Coca-Cola Updates Self-Service Soda Dispensers To Make Them Touchless
July 15, 2020 by Dave Haynes
Faced with restaurants and c-stores that have shut down their self-serve soda fountains, by choice or mandate, to reduce the risk of contagion spread, Coca-Cola has updated its Freestyle soda fountains with software that enables thirsty customers to order their custom drink off smartphones.
By scanning the QR code on the machine, their smartphone launches a URL that has that Freestyle machine’s ordering UX on the handset screen. Users don’t need to download an app or open a loyalty account.
This is a variation on what we’re seeing out there with restaurants and retailers using QR codes to give people everything from paperless menus to customer service queue tickets.
Chris Hellmann, Coca-Cola Freestyle’s vice president, told Business Insider: “No sector has been more damaged or hurt by the pandemic than the restaurant and entertainment business.”

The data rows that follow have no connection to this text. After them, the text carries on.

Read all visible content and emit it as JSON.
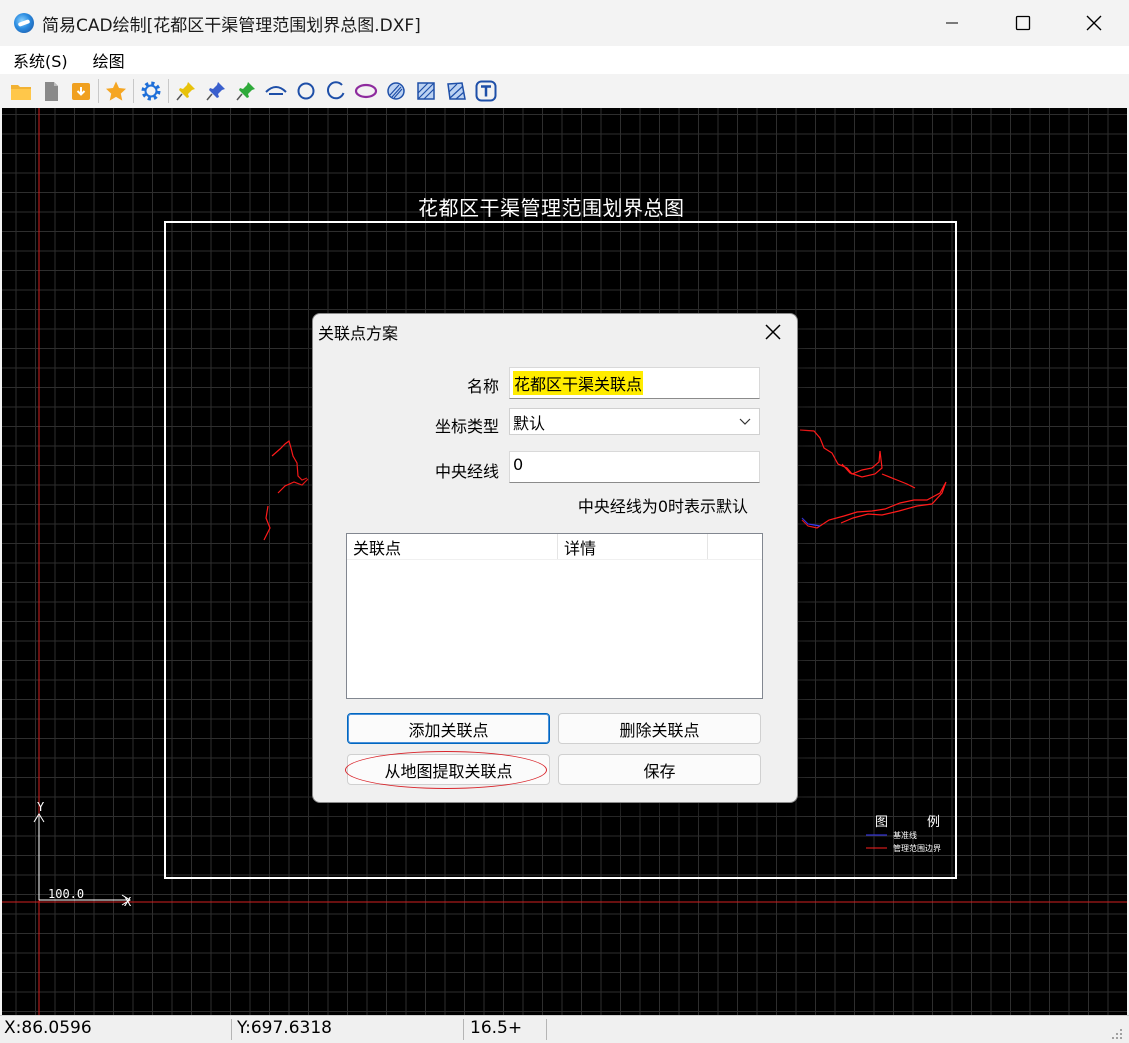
{
  "window": {
    "title": "简易CAD绘制[花都区干渠管理范围划界总图.DXF]"
  },
  "menu": {
    "items": [
      "系统(S)",
      "绘图"
    ]
  },
  "toolbar": {
    "buttons": [
      "open-folder-icon",
      "new-file-icon",
      "import-icon",
      "favorite-star-icon",
      "settings-gear-icon",
      "pin-yellow-icon",
      "pin-blue-icon",
      "pin-green-icon",
      "arc-line-icon",
      "circle-icon",
      "arc-icon",
      "ellipse-icon",
      "hatch-circle-icon",
      "hatch-rect-icon",
      "hatch-polygon-icon",
      "text-icon"
    ]
  },
  "drawing": {
    "title": "花都区干渠管理范围划界总图",
    "axis_y_label": "Y",
    "axis_x_label": "X",
    "scale_label": "100.0",
    "legend": {
      "title_left": "图",
      "title_right": "例",
      "items": [
        "基准线",
        "管理范围边界"
      ],
      "colors": [
        "#3b3bff",
        "#ff2020"
      ]
    }
  },
  "dialog": {
    "title": "关联点方案",
    "name_label": "名称",
    "name_value": "花都区干渠关联点",
    "coord_type_label": "坐标类型",
    "coord_type_value": "默认",
    "meridian_label": "中央经线",
    "meridian_value": "0",
    "meridian_hint": "中央经线为0时表示默认",
    "list_columns": [
      "关联点",
      "详情"
    ],
    "buttons": {
      "add": "添加关联点",
      "delete": "删除关联点",
      "extract": "从地图提取关联点",
      "save": "保存"
    }
  },
  "status": {
    "x": "X:86.0596",
    "y": "Y:697.6318",
    "zoom": "16.5+"
  }
}
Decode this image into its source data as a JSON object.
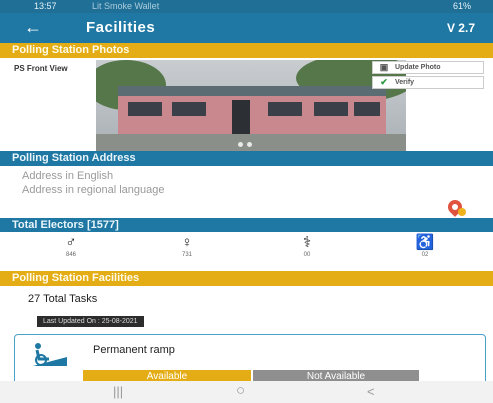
{
  "status_bar": {
    "time": "13:57",
    "carrier": "Lit Smoke Wallet",
    "battery": "61%"
  },
  "app_bar": {
    "back_icon": "arrow-left",
    "title": "Facilities",
    "version": "V 2.7"
  },
  "photos_section": {
    "header": "Polling Station Photos",
    "photo_label": "PS Front View",
    "upload_label": "Update Photo",
    "verify_label": "Verify"
  },
  "address_section": {
    "header": "Polling Station Address",
    "english_placeholder": "Address in English",
    "regional_placeholder": "Address in regional language"
  },
  "electors": {
    "header": "Total Electors [1577]",
    "items": [
      {
        "icon": "male-icon",
        "count": "846"
      },
      {
        "icon": "female-icon",
        "count": "731"
      },
      {
        "icon": "elderly-icon",
        "count": "00"
      },
      {
        "icon": "wheelchair-icon",
        "count": "02"
      }
    ]
  },
  "facilities_section": {
    "header": "Polling Station Facilities",
    "total_tasks": "27 Total Tasks",
    "last_updated": "Last Updated On : 25-08-2021",
    "card": {
      "label": "Permanent ramp",
      "available": "Available",
      "not_available": "Not Available"
    }
  },
  "nav_bar": {
    "recent": "|||",
    "home": "○",
    "back": "<"
  },
  "colors": {
    "primary": "#1f78a3",
    "accent": "#e5ad15",
    "neutral": "#8f8f8f"
  }
}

There are roughly 52,000 Coca-Cola Freestyle machines in the US. According to Hellmann, Coca-Cola plans to roll out touchless technology to 50 machines this week, roughly 10,000 by the end of the summer, and have all Freestyle machines using touchless technology by the end of the year.
Most major chains — including McDonald’s, Popeyes, and Burger King — have shut down their self-serve soda fountains as part of safety precautions due to the coronavirus pandemic. As restaurants reopen dining rooms, high-touch surfaces such as beverage dispensers and condiment stations remain off limits.

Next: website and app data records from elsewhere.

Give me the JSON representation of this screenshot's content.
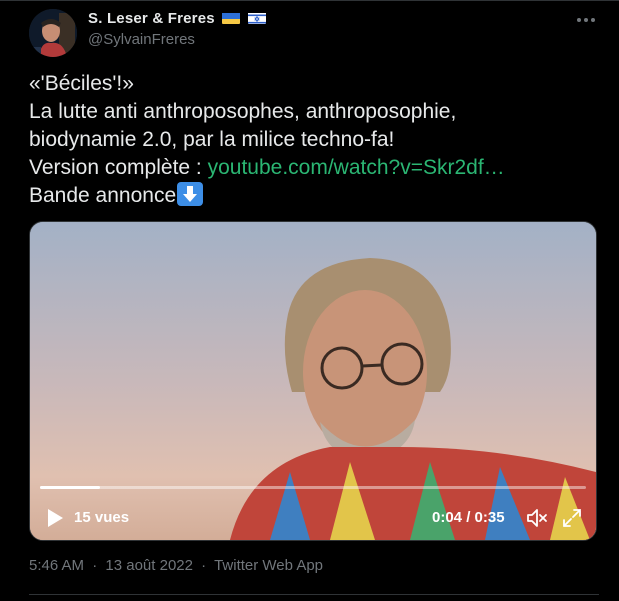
{
  "author": {
    "display_name": "S. Leser & Freres",
    "handle": "@SylvainFreres",
    "flags": [
      "ukraine-flag",
      "israel-flag"
    ]
  },
  "tweet": {
    "line1": "«'Béciles'!»",
    "line2": "La lutte anti anthroposophes, anthroposophie,",
    "line3": "biodynamie 2.0, par la milice techno-fa!",
    "line4_prefix": "Version complète : ",
    "link_text": "youtube.com/watch?v=Skr2df…",
    "line5": "Bande annonce",
    "emoji": "down-arrow-emoji"
  },
  "video": {
    "views": "15 vues",
    "time": "0:04 / 0:35",
    "progress": 0.11
  },
  "meta": {
    "time": "5:46 AM",
    "date": "13 août 2022",
    "source": "Twitter Web App",
    "separator": "·"
  },
  "colors": {
    "background": "#000000",
    "text": "#e7e9ea",
    "muted": "#71767b",
    "link": "#2bb673",
    "emoji_bg": "#3d8ee6"
  }
}
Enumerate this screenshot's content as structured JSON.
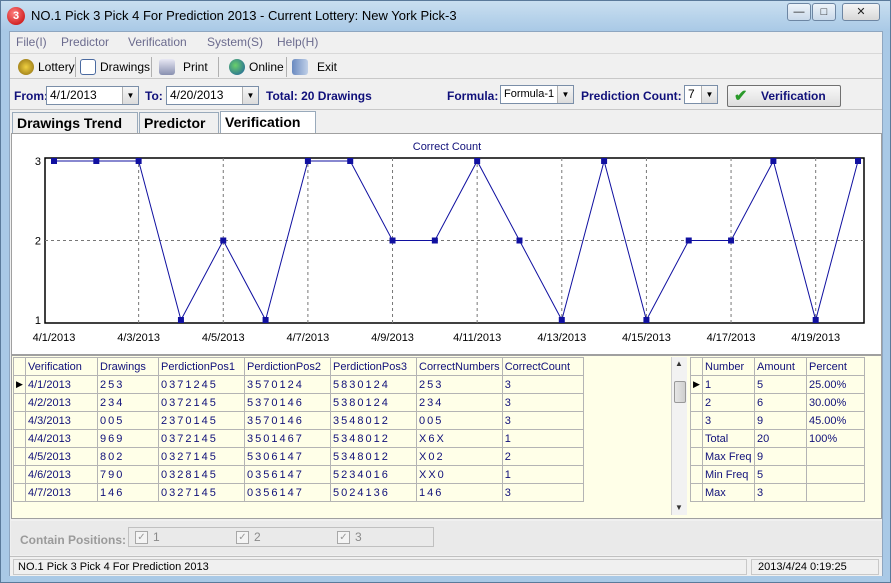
{
  "window": {
    "title": "NO.1 Pick 3 Pick 4 For Prediction 2013 - Current Lottery: New York Pick-3",
    "icon_text": "3",
    "min": "—",
    "max": "□",
    "close": "✕"
  },
  "menu": [
    "File(I)",
    "Predictor",
    "Verification",
    "System(S)",
    "Help(H)"
  ],
  "toolbar": {
    "lottery": "Lottery",
    "drawings": "Drawings",
    "print": "Print",
    "online": "Online",
    "exit": "Exit"
  },
  "filter": {
    "from_label": "From:",
    "from_value": "4/1/2013",
    "to_label": "To:",
    "to_value": "4/20/2013",
    "total": "Total: 20 Drawings",
    "formula_label": "Formula:",
    "formula_value": "Formula-1",
    "count_label": "Prediction Count:",
    "count_value": "7",
    "verify_button": "Verification"
  },
  "tabs": [
    "Drawings Trend",
    "Predictor",
    "Verification"
  ],
  "chart_data": {
    "type": "line",
    "title": "Correct Count",
    "x": [
      "4/1/2013",
      "4/2/2013",
      "4/3/2013",
      "4/4/2013",
      "4/5/2013",
      "4/6/2013",
      "4/7/2013",
      "4/8/2013",
      "4/9/2013",
      "4/10/2013",
      "4/11/2013",
      "4/12/2013",
      "4/13/2013",
      "4/14/2013",
      "4/15/2013",
      "4/16/2013",
      "4/17/2013",
      "4/18/2013",
      "4/19/2013",
      "4/20/2013"
    ],
    "xticks": [
      "4/1/2013",
      "4/3/2013",
      "4/5/2013",
      "4/7/2013",
      "4/9/2013",
      "4/11/2013",
      "4/13/2013",
      "4/15/2013",
      "4/17/2013",
      "4/19/2013"
    ],
    "series": [
      {
        "values": [
          3,
          3,
          3,
          1,
          2,
          1,
          3,
          3,
          2,
          2,
          3,
          2,
          1,
          3,
          1,
          2,
          2,
          3,
          1,
          3
        ],
        "color": "#1010a0"
      }
    ],
    "yticks": [
      "1",
      "2",
      "3"
    ],
    "ylim": [
      1,
      3
    ],
    "grid": true
  },
  "grid": {
    "columns": [
      "Verification",
      "Drawings",
      "PerdictionPos1",
      "PerdictionPos2",
      "PerdictionPos3",
      "CorrectNumbers",
      "CorrectCount"
    ],
    "rows": [
      [
        "4/1/2013",
        "253",
        "0371245",
        "3570124",
        "5830124",
        "253",
        "3"
      ],
      [
        "4/2/2013",
        "234",
        "0372145",
        "5370146",
        "5380124",
        "234",
        "3"
      ],
      [
        "4/3/2013",
        "005",
        "2370145",
        "3570146",
        "3548012",
        "005",
        "3"
      ],
      [
        "4/4/2013",
        "969",
        "0372145",
        "3501467",
        "5348012",
        "X6X",
        "1"
      ],
      [
        "4/5/2013",
        "802",
        "0327145",
        "5306147",
        "5348012",
        "X02",
        "2"
      ],
      [
        "4/6/2013",
        "790",
        "0328145",
        "0356147",
        "5234016",
        "XX0",
        "1"
      ],
      [
        "4/7/2013",
        "146",
        "0327145",
        "0356147",
        "5024136",
        "146",
        "3"
      ]
    ]
  },
  "stats": {
    "columns": [
      "Number",
      "Amount",
      "Percent"
    ],
    "rows": [
      [
        "1",
        "5",
        "25.00%"
      ],
      [
        "2",
        "6",
        "30.00%"
      ],
      [
        "3",
        "9",
        "45.00%"
      ],
      [
        "Total",
        "20",
        "100%"
      ],
      [
        "Max Freq",
        "9",
        ""
      ],
      [
        "Min Freq",
        "5",
        ""
      ],
      [
        "Max",
        "3",
        ""
      ]
    ]
  },
  "contain": {
    "label": "Contain Positions:",
    "positions": [
      "1",
      "2",
      "3"
    ]
  },
  "status": {
    "left": "NO.1 Pick 3 Pick 4 For Prediction 2013",
    "right": "2013/4/24 0:19:25"
  }
}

Coca-Cola is also currently working on touchless options for legacy dispensers, Hellmann said. The soda giant has also worked with restaurants to provide other pandemic era safety options, such as hand sanitizer and disposable stylus pens.
Hellmann told Business Insider that restaurants were asking for a touch-free soda fountain solution, but he conceded he had doubts about how much use the things will see. But if Coca-Cola is not dispensing anything right now, at least in some jurisdictions, this would trigger at least some use.
The machines would have to be IP-connected to facilitate the smartphone ordering, acting as local servers. So pushing out a firmware, I assume, update would be relatively straightforward.
As noted in numerous posts throughout this health emergency, touchscreens are just another surface. You could argue quite effectively that rather than shutting the machines down, providing hand sanitizing dispensers at the machine would cover the risk.
At least with a touchscreen, you are hyper-aware you are touching a surface touched by others. You could go through the whole nine yards of touchless ordering your 32 ounces of half root beer, half Fanta (I dunno, I drink water, coffee and beer), and then pull on a door handle last touched by someone who’s asymptomatic.
Wash your hands. Wear a mask.